Product companies should prepare for the increased likelihood of defending litigation in the state courts of New Jersey as a result of a New Jersey Supreme Court opinion issued this week that significantly expands state courts' exercise of personal jurisdiction over company defendants in product liability litigation.
Nicastro et al. v. McIntyre Machinery America Ltd. et al. involved a personal injury lawsuit against the British manufacturer of an industrial metal cutter. The plaintiff severed four fingers while using the machine. (Click here to read our alert on the Appellate Division holding in this case.) The court, in its February 2, 2010, opinion, acknowledged that J. McIntyre Machinery, Ltd., had no presence in or even "minimum contacts" with New Jersey that would justify a state court's exercising jurisdiction. Instead, the court restated and relied upon a "stream-of-commerce" theory, the original and arguably more narrow version of which it first endorsed almost 25 years ago.
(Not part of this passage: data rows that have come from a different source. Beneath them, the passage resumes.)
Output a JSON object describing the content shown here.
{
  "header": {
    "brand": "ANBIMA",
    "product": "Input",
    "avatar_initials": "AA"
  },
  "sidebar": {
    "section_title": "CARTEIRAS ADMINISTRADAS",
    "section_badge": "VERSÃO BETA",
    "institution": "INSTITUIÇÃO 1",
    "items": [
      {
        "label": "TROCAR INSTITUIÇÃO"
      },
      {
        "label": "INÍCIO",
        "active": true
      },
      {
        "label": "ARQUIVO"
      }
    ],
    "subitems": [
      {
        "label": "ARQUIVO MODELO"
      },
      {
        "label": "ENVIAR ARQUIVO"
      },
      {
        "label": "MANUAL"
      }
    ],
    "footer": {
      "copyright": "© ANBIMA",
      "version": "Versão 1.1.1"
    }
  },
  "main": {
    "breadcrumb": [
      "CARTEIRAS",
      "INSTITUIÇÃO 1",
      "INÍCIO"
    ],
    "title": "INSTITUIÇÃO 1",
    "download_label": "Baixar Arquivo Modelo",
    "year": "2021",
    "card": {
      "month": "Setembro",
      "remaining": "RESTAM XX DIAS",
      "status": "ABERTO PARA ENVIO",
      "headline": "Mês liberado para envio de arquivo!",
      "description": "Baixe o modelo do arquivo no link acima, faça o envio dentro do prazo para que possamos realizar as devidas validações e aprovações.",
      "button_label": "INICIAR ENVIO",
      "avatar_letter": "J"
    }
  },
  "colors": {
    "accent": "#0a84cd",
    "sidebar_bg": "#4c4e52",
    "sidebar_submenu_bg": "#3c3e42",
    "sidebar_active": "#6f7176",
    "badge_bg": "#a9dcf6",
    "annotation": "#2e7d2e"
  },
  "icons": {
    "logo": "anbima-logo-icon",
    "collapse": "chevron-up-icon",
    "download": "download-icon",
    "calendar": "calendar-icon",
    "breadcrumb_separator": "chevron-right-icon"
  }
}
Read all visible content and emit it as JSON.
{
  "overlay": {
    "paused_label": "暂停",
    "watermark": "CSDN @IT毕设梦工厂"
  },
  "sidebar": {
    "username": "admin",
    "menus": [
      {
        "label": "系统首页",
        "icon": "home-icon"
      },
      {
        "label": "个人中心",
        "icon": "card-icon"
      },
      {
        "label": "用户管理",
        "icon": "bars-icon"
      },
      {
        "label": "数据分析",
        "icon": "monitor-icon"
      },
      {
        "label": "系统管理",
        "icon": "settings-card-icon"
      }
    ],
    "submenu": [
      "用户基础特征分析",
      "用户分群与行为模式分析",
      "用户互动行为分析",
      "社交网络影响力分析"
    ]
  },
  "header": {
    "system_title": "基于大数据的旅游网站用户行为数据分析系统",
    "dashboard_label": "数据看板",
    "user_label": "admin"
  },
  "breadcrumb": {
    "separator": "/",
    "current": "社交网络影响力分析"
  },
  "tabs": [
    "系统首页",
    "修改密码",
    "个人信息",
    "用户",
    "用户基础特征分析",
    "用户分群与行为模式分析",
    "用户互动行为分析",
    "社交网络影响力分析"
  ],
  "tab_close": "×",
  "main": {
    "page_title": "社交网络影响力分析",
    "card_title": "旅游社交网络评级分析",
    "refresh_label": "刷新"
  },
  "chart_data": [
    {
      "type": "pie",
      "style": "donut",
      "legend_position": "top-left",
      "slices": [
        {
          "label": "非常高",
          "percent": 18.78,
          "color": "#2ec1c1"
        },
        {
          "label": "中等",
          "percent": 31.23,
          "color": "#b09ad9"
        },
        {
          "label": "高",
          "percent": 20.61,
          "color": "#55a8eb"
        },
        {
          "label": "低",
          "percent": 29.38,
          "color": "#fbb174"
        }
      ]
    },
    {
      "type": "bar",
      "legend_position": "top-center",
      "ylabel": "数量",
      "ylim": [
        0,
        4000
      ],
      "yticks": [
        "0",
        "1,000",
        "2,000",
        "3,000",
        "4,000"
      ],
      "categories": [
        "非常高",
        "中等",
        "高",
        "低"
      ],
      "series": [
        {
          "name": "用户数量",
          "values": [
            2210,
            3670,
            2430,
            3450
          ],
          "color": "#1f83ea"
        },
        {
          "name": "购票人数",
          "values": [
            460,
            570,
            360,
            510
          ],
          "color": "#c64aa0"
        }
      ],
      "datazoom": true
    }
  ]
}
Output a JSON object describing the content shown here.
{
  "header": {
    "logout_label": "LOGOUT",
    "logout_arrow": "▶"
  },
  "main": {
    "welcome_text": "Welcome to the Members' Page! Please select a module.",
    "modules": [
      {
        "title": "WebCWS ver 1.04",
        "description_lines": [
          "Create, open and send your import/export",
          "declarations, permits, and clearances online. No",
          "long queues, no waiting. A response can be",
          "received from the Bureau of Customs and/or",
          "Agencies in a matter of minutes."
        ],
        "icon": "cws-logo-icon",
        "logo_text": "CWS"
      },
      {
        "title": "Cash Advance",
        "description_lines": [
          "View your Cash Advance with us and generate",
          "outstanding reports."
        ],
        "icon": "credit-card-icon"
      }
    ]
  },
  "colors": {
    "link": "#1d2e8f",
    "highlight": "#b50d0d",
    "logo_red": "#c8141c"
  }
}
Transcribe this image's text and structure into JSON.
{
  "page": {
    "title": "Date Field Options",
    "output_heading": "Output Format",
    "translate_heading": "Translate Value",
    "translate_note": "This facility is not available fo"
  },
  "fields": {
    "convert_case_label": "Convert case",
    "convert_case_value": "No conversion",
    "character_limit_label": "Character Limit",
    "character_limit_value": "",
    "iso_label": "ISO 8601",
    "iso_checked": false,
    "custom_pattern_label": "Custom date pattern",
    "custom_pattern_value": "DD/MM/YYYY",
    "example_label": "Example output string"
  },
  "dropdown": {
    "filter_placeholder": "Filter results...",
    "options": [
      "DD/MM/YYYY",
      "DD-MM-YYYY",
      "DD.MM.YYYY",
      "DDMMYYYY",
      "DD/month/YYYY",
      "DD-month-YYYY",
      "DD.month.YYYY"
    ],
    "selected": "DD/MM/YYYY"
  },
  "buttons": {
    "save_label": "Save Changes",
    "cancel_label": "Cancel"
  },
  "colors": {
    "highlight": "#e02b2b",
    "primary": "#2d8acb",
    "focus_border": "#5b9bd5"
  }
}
Specifically, the court held that "a foreign manufacturer that places a defective product in the stream of commerce through a distribution scheme that targets a national market, which includes New Jersey, may be subject to the in personam jurisdiction of a New Jersey court in a product liability action." Notably, it further held that "a manufacturer [that] does not want to subject itself to the jurisdiction of a New Jersey court while targeting the United States market … must take some reasonable step to prevent the distribution of its products in this State."
A dissenting opinion in the Nicastro decision argues that this approach improperly expands New Jersey's precedent on jurisdiction. Previously, placing a product into the stream of commerce was, by itself, insufficient to establish jurisdiction. Instead, distribution purposefully directed at New Jersey residents—or at least an awareness that the product was being marketed to them—was required. With the latest ruling, any manufacturer with a national marketing or distribution scheme, regardless of whether that scheme specifically targets New Jersey or whether there are any actual contacts with the State, must be prepared to defend itself in state court. The court noted that this doctrine of jurisdiction is particularly suitable in product liability cases while acknowledging that it would not necessarily apply in contract or other cases.